* YOUR OBJECTIVE: Please restate the entries below word for word, leaving out any pictures.

====== SUPPLIED INFORMATION

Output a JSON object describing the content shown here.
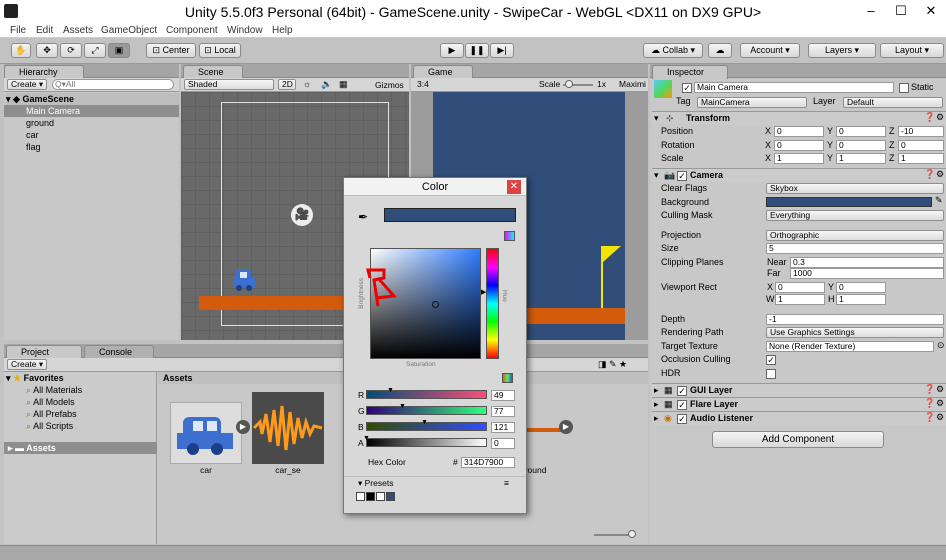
{
  "window": {
    "title": "Unity 5.5.0f3 Personal (64bit) - GameScene.unity - SwipeCar - WebGL <DX11 on DX9 GPU>"
  },
  "menu": [
    "File",
    "Edit",
    "Assets",
    "GameObject",
    "Component",
    "Window",
    "Help"
  ],
  "toolbar": {
    "center": "Center",
    "local": "Local",
    "collab": "Collab",
    "account": "Account",
    "layers": "Layers",
    "layout": "Layout"
  },
  "hierarchy": {
    "tab": "Hierarchy",
    "create": "Create",
    "search_placeholder": "Q▾All",
    "scene": "GameScene",
    "items": [
      "Main Camera",
      "ground",
      "car",
      "flag"
    ]
  },
  "scene": {
    "tab": "Scene",
    "shading": "Shaded",
    "mode2d": "2D",
    "gizmos": "Gizmos"
  },
  "game": {
    "tab": "Game",
    "aspect": "3:4",
    "scale_label": "Scale",
    "scale_value": "1x",
    "maximize": "Maximi"
  },
  "project": {
    "tab": "Project",
    "console_tab": "Console",
    "create": "Create",
    "favorites": "Favorites",
    "fav_items": [
      "All Materials",
      "All Models",
      "All Prefabs",
      "All Scripts"
    ],
    "assets_root": "Assets",
    "breadcrumb": "Assets",
    "assets": [
      "car",
      "car_se",
      "ground"
    ]
  },
  "inspector": {
    "tab": "Inspector",
    "object_name": "Main Camera",
    "static_label": "Static",
    "tag_label": "Tag",
    "tag_value": "MainCamera",
    "layer_label": "Layer",
    "layer_value": "Default",
    "transform": {
      "title": "Transform",
      "position": {
        "label": "Position",
        "x": "0",
        "y": "0",
        "z": "-10"
      },
      "rotation": {
        "label": "Rotation",
        "x": "0",
        "y": "0",
        "z": "0"
      },
      "scale": {
        "label": "Scale",
        "x": "1",
        "y": "1",
        "z": "1"
      }
    },
    "camera": {
      "title": "Camera",
      "clear_flags_label": "Clear Flags",
      "clear_flags": "Skybox",
      "background_label": "Background",
      "culling_label": "Culling Mask",
      "culling": "Everything",
      "projection_label": "Projection",
      "projection": "Orthographic",
      "size_label": "Size",
      "size": "5",
      "clipping_label": "Clipping Planes",
      "near_label": "Near",
      "near": "0.3",
      "far_label": "Far",
      "far": "1000",
      "viewport_label": "Viewport Rect",
      "vp_x": "0",
      "vp_y": "0",
      "vp_w": "1",
      "vp_h": "1",
      "depth_label": "Depth",
      "depth": "-1",
      "rendering_label": "Rendering Path",
      "rendering": "Use Graphics Settings",
      "target_label": "Target Texture",
      "target": "None (Render Texture)",
      "occlusion_label": "Occlusion Culling",
      "hdr_label": "HDR"
    },
    "components": [
      "GUI Layer",
      "Flare Layer",
      "Audio Listener"
    ],
    "add_component": "Add Component",
    "axis": {
      "x": "X",
      "y": "Y",
      "z": "Z",
      "w": "W",
      "h": "H"
    }
  },
  "color_picker": {
    "title": "Color",
    "brightness": "Brightness",
    "saturation": "Saturation",
    "hue": "Hue",
    "r_label": "R",
    "g_label": "G",
    "b_label": "B",
    "a_label": "A",
    "r": "49",
    "g": "77",
    "b": "121",
    "a": "0",
    "hex_label": "Hex Color",
    "hash": "#",
    "hex": "314D7900",
    "presets": "Presets"
  },
  "colors": {
    "background": "#314D79",
    "ground": "#D35C0C",
    "flag": "#F5E400",
    "car": "#3D6FD0"
  }
}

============

* EXERCISE ANSWER:
Output a JSON object describing the content shown here.
{
  "window": {
    "title": "Unity 5.5.0f3 Personal (64bit) - GameScene.unity - SwipeCar - WebGL <DX11 on DX9 GPU>"
  },
  "menu": [
    "File",
    "Edit",
    "Assets",
    "GameObject",
    "Component",
    "Window",
    "Help"
  ],
  "toolbar": {
    "center": "Center",
    "local": "Local",
    "collab": "Collab",
    "account": "Account",
    "layers": "Layers",
    "layout": "Layout"
  },
  "hierarchy": {
    "tab": "Hierarchy",
    "create": "Create",
    "search_placeholder": "Q▾All",
    "scene": "GameScene",
    "items": [
      "Main Camera",
      "ground",
      "car",
      "flag"
    ]
  },
  "scene": {
    "tab": "Scene",
    "shading": "Shaded",
    "mode2d": "2D",
    "gizmos": "Gizmos"
  },
  "game": {
    "tab": "Game",
    "aspect": "3:4",
    "scale_label": "Scale",
    "scale_value": "1x",
    "maximize": "Maximi"
  },
  "project": {
    "tab": "Project",
    "console_tab": "Console",
    "create": "Create",
    "favorites": "Favorites",
    "fav_items": [
      "All Materials",
      "All Models",
      "All Prefabs",
      "All Scripts"
    ],
    "assets_root": "Assets",
    "breadcrumb": "Assets",
    "assets": [
      "car",
      "car_se",
      "ground"
    ]
  },
  "inspector": {
    "tab": "Inspector",
    "object_name": "Main Camera",
    "static_label": "Static",
    "tag_label": "Tag",
    "tag_value": "MainCamera",
    "layer_label": "Layer",
    "layer_value": "Default",
    "transform": {
      "title": "Transform",
      "position": {
        "label": "Position",
        "x": "0",
        "y": "0",
        "z": "-10"
      },
      "rotation": {
        "label": "Rotation",
        "x": "0",
        "y": "0",
        "z": "0"
      },
      "scale": {
        "label": "Scale",
        "x": "1",
        "y": "1",
        "z": "1"
      }
    },
    "camera": {
      "title": "Camera",
      "clear_flags_label": "Clear Flags",
      "clear_flags": "Skybox",
      "background_label": "Background",
      "culling_label": "Culling Mask",
      "culling": "Everything",
      "projection_label": "Projection",
      "projection": "Orthographic",
      "size_label": "Size",
      "size": "5",
      "clipping_label": "Clipping Planes",
      "near_label": "Near",
      "near": "0.3",
      "far_label": "Far",
      "far": "1000",
      "viewport_label": "Viewport Rect",
      "vp_x": "0",
      "vp_y": "0",
      "vp_w": "1",
      "vp_h": "1",
      "depth_label": "Depth",
      "depth": "-1",
      "rendering_label": "Rendering Path",
      "rendering": "Use Graphics Settings",
      "target_label": "Target Texture",
      "target": "None (Render Texture)",
      "occlusion_label": "Occlusion Culling",
      "hdr_label": "HDR"
    },
    "components": [
      "GUI Layer",
      "Flare Layer",
      "Audio Listener"
    ],
    "add_component": "Add Component",
    "axis": {
      "x": "X",
      "y": "Y",
      "z": "Z",
      "w": "W",
      "h": "H"
    }
  },
  "color_picker": {
    "title": "Color",
    "brightness": "Brightness",
    "saturation": "Saturation",
    "hue": "Hue",
    "r_label": "R",
    "g_label": "G",
    "b_label": "B",
    "a_label": "A",
    "r": "49",
    "g": "77",
    "b": "121",
    "a": "0",
    "hex_label": "Hex Color",
    "hash": "#",
    "hex": "314D7900",
    "presets": "Presets"
  },
  "colors": {
    "background": "#314D79",
    "ground": "#D35C0C",
    "flag": "#F5E400",
    "car": "#3D6FD0"
  }
}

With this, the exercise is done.